New sovereign wealth funds are burgeoning in Sub-Saharan Africa. But they need to be given more cash if they are to flourish
For Africa’s Sovereign Wealth Fund industry, 2012 is set to be a bumper harvest. Non existent until recently, the sector now counts four new, prominent institutions: Ghana’s Stabilization Fund and Heritage Fund, Angola’s Sovereign Fund, and Nigeria's Sovereign Investment Authority. Another one should soon be added to the crop, with Tanzania’s own Sovereign Fund to be launched before the end of the year.
Such initiatives were sorely needed. Graft, theft and underinvestment are said to be eating away billions of these nations’ export revenues every year, leaving little or no savings in the state’s coffers. Safeguarding a fixed proportion of oil revenue for future generations could go a long way in restoring the trust of disillusioned populations, weary investors and international observers in their ability to forge a sustainable future.
The new funds face a rather daunting task, however. They will have to grapple with rather ambitious mandates: nurturing the nation’s wealth, financing infrastructure development, and insulating the country from macroeconomic shocks. The Nigerian Sovereign Investment Authority, for example, will be made of a future generations fund, a stabilization fund, and an infrastructure fund, each of which set to constitute at least 20 per cent of the total. The Tanzanian, Angolan and Ghanaians Sovereign Funds will also be assessed on how they can help achieve these three distinct objectives.
And yet they don’t look very well equipped to do that. In Nigeria, for example, seed capital is limited to a total of $1bn. By comparison, the country's fuel subsidy cost the government close to $8bn last year alone. But even if Nigeria boosts its fund by $100m a month, as its finance minister contends it will eventually do, it will account to no more than $6bn in 2017 - or 2 % of Nigeria's Gross Domestic Product. Ghana, Angola and Tanzania do not fare much better. When the average ratio of fiscal savings to GDP in big oil economies is close to 65 %, such figures question how much of a safety net Sub Saharan sovereign funds really represent for their hosting nations.
Neither is everyone supportive of these initiatives. More money ring-fenced by federal governments means less money for other, regional entities.
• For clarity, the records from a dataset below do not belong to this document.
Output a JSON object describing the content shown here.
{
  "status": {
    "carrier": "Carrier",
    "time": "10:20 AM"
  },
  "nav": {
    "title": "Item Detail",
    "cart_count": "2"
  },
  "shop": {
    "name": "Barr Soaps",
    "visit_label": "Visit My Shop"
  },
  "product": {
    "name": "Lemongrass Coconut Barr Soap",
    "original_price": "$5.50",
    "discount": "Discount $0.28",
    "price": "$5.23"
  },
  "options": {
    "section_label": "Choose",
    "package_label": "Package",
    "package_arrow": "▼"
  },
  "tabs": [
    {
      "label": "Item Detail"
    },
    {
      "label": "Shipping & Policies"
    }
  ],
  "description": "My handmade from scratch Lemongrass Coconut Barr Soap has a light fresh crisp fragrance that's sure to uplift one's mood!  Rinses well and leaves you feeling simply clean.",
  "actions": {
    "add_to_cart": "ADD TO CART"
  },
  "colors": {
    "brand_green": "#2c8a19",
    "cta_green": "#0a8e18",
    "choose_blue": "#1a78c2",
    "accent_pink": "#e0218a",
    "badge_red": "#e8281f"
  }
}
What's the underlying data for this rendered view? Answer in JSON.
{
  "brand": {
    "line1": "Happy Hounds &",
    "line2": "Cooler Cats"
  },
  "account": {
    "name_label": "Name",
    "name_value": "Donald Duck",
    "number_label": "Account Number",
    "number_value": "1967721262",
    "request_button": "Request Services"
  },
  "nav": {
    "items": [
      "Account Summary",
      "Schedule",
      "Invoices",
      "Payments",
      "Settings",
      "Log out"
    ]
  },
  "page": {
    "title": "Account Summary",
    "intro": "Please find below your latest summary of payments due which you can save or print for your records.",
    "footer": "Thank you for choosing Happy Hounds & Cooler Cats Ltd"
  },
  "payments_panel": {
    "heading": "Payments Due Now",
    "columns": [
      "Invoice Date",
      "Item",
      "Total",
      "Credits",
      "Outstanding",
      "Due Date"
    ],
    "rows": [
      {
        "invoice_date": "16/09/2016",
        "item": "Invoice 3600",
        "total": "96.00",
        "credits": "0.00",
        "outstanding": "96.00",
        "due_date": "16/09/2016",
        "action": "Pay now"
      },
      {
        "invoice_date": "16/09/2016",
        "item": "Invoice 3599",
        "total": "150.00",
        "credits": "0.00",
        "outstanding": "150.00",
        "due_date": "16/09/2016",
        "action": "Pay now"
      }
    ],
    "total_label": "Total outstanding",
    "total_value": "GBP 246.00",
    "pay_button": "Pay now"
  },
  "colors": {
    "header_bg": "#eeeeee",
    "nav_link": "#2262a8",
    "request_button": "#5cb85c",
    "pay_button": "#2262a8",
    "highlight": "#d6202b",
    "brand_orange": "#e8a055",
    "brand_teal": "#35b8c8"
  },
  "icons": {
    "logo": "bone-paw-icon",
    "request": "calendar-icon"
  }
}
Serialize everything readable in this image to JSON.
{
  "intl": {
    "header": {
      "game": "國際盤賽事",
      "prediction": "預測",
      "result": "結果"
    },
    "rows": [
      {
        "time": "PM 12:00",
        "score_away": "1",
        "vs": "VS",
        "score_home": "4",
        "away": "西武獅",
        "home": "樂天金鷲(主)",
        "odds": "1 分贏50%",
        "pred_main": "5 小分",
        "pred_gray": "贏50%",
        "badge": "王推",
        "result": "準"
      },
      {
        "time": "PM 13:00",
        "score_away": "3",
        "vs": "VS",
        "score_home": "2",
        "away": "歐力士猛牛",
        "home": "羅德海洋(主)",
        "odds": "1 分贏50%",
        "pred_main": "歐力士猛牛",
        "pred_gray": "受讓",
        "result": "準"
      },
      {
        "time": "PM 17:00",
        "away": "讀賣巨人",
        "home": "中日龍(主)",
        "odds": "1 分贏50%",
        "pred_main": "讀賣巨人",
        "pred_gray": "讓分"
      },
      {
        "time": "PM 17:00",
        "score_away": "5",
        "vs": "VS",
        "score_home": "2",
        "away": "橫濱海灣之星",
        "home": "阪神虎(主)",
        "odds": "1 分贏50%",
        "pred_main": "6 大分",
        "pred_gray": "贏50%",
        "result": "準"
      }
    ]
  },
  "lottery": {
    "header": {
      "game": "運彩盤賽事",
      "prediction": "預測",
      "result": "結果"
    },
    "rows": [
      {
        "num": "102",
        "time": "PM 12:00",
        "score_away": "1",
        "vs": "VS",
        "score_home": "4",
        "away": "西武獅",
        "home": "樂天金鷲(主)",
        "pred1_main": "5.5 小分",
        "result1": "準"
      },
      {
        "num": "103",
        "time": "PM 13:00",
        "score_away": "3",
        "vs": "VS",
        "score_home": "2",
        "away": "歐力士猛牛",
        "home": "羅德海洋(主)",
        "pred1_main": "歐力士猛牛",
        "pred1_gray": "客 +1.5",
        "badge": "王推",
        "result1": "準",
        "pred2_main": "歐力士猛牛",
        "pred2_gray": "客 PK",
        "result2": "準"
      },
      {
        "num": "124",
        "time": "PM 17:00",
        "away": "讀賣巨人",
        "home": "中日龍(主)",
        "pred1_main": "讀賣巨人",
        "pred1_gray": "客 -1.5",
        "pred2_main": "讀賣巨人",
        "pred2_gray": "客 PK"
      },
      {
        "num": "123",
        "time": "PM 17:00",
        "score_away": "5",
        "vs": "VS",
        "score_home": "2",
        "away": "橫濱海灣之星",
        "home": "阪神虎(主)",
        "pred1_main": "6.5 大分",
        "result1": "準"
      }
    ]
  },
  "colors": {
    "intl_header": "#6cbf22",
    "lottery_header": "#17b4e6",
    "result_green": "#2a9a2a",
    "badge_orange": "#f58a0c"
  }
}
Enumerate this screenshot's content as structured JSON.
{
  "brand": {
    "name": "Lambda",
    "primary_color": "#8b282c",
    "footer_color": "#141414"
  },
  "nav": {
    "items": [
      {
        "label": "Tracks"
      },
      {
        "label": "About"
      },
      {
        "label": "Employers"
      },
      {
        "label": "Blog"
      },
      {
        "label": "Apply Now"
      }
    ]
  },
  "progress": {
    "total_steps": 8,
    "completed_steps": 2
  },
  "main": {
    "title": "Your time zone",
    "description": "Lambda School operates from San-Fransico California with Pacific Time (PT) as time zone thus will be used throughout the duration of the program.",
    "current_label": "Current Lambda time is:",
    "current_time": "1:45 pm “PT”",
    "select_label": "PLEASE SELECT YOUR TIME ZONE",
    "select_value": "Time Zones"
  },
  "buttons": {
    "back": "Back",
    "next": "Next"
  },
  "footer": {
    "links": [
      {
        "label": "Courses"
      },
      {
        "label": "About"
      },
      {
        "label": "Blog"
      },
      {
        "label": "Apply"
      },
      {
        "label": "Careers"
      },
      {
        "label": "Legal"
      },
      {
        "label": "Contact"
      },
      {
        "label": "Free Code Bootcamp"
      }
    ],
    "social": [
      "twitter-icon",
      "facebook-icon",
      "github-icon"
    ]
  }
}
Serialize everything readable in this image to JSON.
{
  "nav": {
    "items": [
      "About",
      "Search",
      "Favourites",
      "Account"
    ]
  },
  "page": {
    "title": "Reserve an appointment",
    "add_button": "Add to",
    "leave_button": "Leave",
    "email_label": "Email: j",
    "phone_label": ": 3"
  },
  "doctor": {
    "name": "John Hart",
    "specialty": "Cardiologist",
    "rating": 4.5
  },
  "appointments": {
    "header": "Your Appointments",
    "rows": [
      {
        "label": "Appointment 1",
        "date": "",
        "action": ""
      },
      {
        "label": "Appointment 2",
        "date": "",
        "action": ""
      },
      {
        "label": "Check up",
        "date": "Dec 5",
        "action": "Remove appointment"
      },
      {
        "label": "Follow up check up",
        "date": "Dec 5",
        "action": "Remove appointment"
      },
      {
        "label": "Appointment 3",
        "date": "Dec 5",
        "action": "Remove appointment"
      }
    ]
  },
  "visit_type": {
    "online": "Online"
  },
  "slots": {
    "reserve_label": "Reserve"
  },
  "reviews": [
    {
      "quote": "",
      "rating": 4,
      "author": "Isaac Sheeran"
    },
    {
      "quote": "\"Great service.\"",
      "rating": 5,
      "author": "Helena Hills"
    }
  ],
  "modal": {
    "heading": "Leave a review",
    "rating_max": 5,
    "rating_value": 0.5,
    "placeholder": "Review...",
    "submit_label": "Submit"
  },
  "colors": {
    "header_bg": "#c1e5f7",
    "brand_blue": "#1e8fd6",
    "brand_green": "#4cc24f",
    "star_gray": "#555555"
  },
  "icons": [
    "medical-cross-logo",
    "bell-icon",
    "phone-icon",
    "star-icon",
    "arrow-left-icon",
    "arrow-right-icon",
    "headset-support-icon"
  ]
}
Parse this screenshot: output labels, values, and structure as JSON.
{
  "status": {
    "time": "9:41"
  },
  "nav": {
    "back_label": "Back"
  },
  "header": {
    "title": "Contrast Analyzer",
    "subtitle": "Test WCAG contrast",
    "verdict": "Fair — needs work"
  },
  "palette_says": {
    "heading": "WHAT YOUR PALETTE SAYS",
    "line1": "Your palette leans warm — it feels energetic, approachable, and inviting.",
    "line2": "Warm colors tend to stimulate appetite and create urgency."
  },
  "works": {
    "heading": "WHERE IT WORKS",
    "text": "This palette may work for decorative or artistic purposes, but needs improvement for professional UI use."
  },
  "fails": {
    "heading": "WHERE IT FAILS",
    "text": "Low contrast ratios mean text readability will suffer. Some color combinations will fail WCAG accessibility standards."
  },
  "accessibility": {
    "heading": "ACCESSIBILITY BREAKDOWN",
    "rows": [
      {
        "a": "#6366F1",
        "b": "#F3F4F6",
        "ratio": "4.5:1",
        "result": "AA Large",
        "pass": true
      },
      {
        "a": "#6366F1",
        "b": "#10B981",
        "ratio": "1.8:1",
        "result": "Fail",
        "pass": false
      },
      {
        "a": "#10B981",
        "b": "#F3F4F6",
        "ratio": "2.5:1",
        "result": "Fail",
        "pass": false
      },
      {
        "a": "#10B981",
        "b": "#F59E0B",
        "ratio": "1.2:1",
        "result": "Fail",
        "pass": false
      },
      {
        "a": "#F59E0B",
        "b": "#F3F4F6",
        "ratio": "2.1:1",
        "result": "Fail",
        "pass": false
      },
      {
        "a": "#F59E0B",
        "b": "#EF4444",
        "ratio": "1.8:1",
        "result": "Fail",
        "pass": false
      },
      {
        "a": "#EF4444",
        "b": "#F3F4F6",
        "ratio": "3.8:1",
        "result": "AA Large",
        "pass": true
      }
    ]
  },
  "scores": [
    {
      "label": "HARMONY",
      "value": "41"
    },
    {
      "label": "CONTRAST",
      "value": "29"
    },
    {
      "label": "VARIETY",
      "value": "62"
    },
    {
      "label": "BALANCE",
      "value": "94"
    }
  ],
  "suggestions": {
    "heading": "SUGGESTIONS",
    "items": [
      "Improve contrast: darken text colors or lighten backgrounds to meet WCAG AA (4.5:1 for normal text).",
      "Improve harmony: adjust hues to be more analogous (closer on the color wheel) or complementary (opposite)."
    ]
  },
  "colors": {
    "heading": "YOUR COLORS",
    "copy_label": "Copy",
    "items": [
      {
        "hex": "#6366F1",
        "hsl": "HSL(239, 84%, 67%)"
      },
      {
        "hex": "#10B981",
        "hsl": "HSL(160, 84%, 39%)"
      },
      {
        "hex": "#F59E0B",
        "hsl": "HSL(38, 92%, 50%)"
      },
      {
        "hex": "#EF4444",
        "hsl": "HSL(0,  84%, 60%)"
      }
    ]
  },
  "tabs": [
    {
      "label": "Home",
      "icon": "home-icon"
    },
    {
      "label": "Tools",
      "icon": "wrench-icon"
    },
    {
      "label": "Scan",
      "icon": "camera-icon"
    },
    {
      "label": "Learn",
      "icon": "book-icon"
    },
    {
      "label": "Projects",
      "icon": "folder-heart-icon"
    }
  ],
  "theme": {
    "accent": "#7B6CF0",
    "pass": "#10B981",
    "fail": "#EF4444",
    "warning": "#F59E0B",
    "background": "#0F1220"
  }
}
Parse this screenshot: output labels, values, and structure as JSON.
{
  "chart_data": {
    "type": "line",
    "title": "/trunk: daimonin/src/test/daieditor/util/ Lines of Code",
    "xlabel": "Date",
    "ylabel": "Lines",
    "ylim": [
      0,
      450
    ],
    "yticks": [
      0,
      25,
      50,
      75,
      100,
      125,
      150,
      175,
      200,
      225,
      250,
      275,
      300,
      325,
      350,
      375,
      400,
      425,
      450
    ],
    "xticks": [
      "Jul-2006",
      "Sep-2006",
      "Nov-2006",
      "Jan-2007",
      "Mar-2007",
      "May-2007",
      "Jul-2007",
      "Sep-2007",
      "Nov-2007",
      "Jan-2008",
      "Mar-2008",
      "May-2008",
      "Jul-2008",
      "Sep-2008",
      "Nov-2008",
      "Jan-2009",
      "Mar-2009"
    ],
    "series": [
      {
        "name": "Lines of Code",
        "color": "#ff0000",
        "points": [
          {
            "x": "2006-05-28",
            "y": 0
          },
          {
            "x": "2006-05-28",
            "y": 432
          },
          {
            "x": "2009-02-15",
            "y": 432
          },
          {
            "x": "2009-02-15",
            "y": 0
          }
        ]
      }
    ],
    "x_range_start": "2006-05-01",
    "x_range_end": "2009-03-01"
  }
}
There is also little trust in its ability to manage money wisely, given the federal governments’ often-paltry fiscal history. In Nigeria, for example, the fund is set to replace the current Excess Crude Account, an opaque cash pool repeatedly raided by ministers to honour debts or campaign promises. But many remain unconvinced that the new institution will operate better, and more transparently, than its predecessor; they will probably oppose further attempts to boost Investment Authority’s firepower.
A lot will thus depend on whether federal governments will manage to reassure sceptics and win over the opposition. In practice this will mean setting up transparent procedures and reward systems; build or acquire the relevant management and investment expertise; channel a significant portion of funds to the domestic market, whilst keeping an eye on lucrative opportunities overseas; and adequately redistribute the proceeds of successful investments. And above all, it will mean being patient. Whilst the funds' initial resources look rather modest at the moment, they could grow into much more substantial kitties in the long run – and bear handsome fruit for their early backers.